Supplied information:
Segment Open
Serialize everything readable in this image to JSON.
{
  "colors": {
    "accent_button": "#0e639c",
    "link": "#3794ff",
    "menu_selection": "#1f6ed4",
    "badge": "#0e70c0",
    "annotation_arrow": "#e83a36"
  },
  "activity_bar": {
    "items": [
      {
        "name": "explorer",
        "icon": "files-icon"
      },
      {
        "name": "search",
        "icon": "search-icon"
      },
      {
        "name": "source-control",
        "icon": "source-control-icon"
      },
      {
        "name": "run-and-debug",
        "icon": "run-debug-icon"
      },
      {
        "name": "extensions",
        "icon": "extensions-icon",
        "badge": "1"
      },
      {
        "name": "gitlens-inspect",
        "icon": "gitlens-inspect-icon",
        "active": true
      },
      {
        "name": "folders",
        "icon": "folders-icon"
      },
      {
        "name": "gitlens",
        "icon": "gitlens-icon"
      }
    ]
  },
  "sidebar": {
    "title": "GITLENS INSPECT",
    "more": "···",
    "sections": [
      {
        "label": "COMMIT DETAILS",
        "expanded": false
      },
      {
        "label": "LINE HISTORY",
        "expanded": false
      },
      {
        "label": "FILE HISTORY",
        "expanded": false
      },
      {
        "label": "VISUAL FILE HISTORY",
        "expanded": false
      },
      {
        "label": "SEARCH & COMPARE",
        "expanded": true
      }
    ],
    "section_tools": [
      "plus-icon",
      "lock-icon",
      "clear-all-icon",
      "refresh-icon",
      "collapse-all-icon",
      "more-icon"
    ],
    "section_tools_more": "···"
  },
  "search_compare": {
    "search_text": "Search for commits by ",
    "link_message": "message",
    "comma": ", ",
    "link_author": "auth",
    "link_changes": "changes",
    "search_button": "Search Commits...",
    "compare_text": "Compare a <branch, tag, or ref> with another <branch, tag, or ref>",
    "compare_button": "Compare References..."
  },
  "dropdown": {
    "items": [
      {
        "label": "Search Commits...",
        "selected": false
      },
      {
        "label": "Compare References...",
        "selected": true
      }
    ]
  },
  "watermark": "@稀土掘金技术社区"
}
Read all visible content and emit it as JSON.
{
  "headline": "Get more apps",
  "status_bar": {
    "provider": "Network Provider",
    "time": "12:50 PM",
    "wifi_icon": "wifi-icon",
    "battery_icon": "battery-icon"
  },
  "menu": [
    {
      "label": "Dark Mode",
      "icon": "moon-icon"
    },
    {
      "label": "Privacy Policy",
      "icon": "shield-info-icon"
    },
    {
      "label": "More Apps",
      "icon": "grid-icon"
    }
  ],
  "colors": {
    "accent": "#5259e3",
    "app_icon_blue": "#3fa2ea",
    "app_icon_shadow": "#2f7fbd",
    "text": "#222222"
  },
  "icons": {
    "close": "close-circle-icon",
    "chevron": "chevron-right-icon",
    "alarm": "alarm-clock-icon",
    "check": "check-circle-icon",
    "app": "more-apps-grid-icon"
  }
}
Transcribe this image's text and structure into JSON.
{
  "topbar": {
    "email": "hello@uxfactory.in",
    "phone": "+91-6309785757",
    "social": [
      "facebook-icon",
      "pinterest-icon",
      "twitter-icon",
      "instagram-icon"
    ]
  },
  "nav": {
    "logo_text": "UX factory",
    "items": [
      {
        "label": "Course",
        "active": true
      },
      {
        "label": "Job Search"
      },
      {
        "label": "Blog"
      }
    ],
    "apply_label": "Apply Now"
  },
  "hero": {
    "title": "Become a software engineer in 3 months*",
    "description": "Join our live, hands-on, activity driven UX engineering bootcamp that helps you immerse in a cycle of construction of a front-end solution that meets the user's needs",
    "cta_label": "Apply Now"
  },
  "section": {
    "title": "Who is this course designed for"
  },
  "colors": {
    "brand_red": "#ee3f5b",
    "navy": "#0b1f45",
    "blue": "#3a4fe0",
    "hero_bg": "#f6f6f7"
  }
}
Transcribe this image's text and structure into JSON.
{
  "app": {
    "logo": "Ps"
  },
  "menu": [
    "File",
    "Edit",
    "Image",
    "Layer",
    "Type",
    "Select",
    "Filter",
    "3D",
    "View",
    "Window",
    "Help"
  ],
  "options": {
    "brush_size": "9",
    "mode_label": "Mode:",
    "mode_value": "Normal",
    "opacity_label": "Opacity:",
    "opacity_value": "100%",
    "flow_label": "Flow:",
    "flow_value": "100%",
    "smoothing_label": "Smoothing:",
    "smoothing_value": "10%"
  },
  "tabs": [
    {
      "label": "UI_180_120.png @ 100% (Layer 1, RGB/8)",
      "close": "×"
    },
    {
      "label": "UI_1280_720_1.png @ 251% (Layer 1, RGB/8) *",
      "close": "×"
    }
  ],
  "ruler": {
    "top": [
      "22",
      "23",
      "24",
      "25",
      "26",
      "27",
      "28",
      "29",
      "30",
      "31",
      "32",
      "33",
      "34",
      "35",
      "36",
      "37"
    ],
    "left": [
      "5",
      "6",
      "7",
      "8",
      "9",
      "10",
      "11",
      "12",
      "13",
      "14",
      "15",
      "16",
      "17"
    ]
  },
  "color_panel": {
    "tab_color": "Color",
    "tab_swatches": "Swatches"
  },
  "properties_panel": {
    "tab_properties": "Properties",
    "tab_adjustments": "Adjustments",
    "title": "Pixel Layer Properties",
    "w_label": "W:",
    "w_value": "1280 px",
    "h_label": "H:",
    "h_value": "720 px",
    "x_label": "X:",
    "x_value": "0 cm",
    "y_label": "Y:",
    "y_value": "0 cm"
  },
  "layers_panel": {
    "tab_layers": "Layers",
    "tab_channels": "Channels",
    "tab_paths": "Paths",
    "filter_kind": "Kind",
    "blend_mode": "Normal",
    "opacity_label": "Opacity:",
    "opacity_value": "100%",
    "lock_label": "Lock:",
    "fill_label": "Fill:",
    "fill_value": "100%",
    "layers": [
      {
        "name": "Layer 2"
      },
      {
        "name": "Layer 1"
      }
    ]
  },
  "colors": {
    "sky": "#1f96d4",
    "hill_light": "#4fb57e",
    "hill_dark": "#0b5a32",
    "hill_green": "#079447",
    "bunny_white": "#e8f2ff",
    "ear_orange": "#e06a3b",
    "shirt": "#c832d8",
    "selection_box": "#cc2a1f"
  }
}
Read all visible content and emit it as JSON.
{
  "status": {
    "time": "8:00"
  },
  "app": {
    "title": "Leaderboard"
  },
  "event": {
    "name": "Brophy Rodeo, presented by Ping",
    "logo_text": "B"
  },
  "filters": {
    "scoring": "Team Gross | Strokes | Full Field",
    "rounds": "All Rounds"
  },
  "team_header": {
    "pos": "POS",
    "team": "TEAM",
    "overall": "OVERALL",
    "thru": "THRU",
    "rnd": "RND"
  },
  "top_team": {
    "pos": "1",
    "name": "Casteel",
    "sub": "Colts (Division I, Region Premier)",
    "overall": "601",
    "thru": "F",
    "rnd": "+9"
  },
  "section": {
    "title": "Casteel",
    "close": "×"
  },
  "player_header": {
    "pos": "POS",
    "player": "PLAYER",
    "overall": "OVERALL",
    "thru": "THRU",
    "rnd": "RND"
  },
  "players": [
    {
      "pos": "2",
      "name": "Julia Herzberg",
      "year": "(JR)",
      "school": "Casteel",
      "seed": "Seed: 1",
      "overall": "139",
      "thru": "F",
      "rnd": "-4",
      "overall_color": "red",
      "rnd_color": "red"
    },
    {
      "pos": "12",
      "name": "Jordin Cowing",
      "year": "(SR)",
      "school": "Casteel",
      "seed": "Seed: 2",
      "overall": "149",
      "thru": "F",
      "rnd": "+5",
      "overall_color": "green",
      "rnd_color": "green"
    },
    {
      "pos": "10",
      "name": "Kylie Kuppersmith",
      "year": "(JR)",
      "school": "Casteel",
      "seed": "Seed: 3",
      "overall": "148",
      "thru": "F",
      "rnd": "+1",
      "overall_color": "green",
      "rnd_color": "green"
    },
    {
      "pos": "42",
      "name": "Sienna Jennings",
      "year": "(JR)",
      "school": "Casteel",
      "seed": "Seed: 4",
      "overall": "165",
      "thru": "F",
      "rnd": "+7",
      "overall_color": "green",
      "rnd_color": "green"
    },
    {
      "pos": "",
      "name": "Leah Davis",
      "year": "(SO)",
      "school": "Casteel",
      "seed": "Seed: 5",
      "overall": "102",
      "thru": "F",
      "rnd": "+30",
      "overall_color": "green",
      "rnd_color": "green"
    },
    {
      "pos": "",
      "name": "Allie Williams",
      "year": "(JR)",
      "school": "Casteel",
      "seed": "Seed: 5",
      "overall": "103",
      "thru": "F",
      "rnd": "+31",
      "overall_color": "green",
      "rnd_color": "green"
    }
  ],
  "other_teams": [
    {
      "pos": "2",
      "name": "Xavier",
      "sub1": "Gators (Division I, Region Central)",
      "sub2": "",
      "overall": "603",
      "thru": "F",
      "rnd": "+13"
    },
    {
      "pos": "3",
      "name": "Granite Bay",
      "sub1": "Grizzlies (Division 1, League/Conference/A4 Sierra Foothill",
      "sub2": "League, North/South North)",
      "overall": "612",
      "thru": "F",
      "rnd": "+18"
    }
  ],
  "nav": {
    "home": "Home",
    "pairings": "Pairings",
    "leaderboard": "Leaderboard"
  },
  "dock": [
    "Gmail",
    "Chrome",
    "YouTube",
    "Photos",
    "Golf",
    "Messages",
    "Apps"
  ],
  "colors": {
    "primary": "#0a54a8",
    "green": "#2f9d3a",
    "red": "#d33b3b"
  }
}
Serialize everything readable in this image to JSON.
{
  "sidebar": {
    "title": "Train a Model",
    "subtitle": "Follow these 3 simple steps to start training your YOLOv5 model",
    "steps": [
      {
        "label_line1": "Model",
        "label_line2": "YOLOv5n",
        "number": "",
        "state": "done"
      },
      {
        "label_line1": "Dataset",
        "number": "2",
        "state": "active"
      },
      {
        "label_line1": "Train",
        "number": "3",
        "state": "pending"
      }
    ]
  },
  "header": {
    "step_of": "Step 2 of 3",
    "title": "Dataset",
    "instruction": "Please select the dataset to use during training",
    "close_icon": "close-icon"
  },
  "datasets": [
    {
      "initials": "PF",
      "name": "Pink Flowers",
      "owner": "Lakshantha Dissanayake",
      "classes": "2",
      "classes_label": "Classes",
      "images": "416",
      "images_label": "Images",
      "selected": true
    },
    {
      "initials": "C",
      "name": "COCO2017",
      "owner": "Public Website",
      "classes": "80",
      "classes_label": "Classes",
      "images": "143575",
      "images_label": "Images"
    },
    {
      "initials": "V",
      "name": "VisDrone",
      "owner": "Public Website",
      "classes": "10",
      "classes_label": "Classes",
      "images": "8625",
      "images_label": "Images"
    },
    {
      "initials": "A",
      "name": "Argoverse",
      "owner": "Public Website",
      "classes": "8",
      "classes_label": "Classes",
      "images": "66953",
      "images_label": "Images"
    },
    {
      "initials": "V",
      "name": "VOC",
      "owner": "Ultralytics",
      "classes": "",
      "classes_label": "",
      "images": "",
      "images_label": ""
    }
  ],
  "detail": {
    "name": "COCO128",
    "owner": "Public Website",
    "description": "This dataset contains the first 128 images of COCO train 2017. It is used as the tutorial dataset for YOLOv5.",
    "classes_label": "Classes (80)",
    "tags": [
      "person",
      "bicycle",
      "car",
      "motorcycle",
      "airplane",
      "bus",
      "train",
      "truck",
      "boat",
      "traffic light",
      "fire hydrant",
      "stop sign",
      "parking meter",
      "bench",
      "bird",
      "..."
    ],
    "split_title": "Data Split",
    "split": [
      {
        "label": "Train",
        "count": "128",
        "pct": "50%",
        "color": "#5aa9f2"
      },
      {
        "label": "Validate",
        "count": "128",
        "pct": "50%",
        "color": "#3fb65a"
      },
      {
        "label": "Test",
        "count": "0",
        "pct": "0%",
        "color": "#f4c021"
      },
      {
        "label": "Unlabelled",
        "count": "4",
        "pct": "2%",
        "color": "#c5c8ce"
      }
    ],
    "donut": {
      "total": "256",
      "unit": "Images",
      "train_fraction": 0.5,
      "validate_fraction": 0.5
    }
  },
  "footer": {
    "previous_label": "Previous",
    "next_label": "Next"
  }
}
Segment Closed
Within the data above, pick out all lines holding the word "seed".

      "seed": "Seed: 1",
      "seed": "Seed: 2",
      "seed": "Seed: 3",
      "seed": "Seed: 4",
      "seed": "Seed: 5",
      "seed": "Seed: 5",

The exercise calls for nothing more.